**DESCRIPTION OF THE TASK:** Scan the data for "photo" and copy the lines it appears in.
[[ GIVEN INFORMATION open ]]
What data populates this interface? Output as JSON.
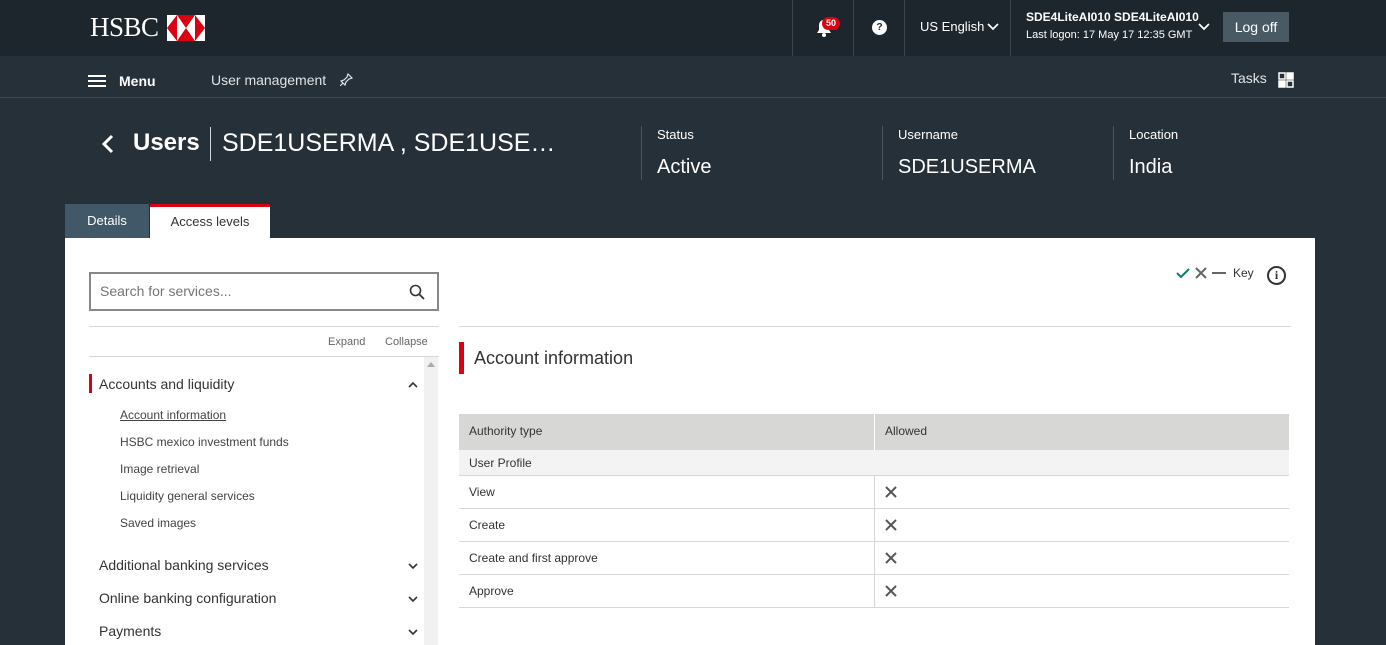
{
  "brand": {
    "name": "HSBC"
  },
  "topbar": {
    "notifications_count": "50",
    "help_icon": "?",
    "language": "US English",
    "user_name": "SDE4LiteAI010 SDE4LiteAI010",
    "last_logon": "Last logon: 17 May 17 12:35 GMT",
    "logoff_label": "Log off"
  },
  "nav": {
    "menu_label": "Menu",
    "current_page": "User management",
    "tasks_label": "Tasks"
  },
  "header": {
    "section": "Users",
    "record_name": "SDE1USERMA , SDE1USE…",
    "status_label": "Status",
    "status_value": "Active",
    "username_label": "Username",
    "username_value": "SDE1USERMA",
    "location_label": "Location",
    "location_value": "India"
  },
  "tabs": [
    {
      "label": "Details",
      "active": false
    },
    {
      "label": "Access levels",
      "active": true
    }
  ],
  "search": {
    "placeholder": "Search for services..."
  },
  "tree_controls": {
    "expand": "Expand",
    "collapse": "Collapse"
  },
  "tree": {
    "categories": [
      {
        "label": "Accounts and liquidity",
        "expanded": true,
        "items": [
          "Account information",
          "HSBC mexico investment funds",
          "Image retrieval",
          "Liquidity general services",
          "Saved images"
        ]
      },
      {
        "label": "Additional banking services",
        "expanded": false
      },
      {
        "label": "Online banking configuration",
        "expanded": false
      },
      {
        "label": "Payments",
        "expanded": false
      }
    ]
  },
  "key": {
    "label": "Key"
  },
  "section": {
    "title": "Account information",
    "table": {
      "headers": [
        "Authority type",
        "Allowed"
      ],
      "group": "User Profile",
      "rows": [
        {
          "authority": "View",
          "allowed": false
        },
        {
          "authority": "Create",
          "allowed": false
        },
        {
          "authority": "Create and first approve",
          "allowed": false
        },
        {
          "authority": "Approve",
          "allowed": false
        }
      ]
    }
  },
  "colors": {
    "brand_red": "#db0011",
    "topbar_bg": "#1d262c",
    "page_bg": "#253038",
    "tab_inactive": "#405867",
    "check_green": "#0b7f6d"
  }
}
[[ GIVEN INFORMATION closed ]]
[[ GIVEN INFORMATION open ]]
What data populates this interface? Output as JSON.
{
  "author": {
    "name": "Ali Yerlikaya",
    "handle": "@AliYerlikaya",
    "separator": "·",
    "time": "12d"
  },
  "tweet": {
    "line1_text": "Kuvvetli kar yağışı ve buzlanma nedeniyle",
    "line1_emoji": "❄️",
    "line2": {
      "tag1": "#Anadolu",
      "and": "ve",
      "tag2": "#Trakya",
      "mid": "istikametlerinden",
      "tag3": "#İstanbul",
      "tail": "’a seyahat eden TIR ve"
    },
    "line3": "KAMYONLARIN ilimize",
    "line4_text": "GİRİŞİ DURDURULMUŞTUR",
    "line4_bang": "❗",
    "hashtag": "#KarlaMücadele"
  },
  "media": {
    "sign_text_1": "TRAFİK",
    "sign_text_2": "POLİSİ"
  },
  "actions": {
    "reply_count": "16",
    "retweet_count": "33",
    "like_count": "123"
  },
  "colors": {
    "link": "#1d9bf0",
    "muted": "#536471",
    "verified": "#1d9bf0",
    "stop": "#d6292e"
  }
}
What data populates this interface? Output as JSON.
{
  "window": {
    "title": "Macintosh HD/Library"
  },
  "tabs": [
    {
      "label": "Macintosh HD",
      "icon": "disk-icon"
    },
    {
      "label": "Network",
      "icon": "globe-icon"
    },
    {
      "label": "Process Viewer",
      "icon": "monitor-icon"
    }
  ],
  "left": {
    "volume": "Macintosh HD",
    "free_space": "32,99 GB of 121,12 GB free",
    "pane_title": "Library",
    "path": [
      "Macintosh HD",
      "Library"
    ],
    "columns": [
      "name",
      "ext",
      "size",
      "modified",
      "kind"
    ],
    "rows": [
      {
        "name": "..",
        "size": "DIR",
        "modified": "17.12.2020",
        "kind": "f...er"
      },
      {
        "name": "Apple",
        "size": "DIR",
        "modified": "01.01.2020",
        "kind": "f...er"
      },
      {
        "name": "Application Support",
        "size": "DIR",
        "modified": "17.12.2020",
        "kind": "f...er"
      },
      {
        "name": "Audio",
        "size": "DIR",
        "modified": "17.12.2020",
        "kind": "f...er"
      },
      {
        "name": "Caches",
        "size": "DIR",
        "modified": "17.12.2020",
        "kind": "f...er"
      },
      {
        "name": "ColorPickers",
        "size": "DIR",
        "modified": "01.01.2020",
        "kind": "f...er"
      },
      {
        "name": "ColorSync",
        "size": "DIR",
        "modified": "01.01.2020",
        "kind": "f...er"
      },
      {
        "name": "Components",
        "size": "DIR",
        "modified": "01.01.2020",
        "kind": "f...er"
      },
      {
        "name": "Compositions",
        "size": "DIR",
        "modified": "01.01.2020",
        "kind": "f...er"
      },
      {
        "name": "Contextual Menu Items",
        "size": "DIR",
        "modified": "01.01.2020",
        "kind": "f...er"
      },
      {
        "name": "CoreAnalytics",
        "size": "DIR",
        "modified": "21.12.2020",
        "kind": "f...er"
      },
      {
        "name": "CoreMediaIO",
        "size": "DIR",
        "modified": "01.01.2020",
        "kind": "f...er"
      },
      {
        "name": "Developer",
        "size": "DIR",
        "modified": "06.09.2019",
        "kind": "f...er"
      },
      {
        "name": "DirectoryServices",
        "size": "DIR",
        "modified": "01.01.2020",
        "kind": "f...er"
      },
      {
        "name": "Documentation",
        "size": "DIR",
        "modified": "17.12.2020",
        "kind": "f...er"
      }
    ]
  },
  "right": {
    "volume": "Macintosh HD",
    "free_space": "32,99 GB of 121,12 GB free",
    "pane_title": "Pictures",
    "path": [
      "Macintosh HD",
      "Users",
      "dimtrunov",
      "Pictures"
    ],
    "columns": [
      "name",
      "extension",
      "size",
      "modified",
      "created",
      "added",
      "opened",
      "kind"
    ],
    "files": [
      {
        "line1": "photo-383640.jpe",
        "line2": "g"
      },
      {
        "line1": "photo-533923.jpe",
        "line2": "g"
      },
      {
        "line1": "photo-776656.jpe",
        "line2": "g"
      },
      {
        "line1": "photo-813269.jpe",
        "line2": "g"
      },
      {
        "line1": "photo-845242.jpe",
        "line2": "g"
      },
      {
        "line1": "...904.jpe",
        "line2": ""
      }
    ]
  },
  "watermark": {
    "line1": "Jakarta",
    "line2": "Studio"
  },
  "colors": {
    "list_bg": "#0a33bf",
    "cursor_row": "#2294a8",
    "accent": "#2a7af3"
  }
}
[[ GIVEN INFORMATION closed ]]
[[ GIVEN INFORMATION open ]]
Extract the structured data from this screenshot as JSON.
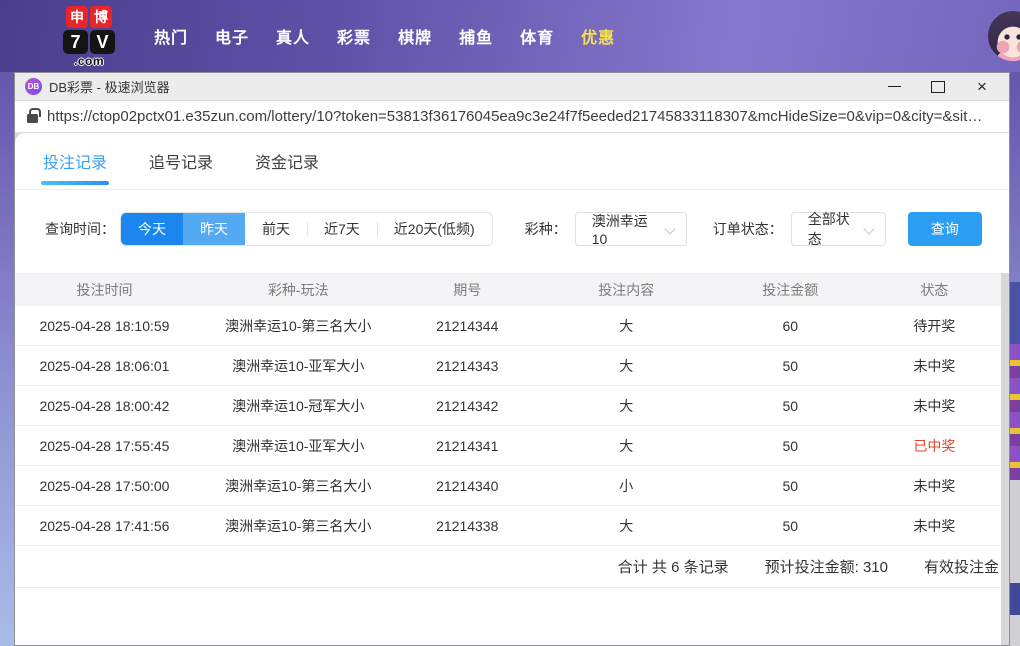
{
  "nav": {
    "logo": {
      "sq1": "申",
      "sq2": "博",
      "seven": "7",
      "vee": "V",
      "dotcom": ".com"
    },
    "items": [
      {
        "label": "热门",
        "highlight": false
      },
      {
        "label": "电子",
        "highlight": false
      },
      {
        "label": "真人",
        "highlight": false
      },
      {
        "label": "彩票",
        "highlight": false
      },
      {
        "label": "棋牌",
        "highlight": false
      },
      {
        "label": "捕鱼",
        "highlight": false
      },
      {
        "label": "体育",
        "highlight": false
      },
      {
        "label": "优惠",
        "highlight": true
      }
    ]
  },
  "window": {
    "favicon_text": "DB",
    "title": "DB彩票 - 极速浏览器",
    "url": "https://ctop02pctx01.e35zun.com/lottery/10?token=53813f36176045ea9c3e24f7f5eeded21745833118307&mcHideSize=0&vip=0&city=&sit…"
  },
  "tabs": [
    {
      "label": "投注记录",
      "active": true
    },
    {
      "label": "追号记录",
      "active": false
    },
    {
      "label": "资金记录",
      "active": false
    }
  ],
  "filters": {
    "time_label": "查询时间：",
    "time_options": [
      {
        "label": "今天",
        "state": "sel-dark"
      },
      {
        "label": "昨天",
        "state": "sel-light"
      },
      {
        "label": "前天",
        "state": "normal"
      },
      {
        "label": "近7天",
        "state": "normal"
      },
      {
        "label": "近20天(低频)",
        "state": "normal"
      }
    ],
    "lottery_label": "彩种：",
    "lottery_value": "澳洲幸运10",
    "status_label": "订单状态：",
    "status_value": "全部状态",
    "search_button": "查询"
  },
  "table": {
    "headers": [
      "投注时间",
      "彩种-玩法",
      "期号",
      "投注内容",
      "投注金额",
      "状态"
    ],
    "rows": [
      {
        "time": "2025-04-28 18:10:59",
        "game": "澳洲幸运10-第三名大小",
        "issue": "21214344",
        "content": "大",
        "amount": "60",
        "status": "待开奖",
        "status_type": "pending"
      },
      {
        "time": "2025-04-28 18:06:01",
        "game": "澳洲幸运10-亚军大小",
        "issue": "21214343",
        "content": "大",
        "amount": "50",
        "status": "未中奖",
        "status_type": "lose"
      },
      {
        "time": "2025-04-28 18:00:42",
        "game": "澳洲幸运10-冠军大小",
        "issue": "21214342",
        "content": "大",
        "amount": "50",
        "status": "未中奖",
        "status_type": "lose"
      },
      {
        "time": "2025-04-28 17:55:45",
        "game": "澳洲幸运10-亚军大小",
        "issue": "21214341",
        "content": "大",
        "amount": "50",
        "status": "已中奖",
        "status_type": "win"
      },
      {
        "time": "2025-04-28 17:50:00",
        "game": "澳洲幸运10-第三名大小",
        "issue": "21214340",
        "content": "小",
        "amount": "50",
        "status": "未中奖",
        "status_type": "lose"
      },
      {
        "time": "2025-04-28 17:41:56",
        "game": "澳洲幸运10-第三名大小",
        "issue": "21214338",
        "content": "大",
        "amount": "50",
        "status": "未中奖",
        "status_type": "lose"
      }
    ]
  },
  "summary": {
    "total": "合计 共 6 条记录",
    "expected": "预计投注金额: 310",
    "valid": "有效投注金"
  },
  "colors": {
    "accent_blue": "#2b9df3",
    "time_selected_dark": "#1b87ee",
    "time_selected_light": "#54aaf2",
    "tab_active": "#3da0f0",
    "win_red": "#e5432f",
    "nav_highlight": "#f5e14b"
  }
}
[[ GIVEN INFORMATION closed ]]
**REPLY:**
        "line1": "photo-383640.jpe",
        "line1": "photo-533923.jpe",
        "line1": "photo-776656.jpe",
        "line1": "photo-813269.jpe",
        "line1": "photo-845242.jpe",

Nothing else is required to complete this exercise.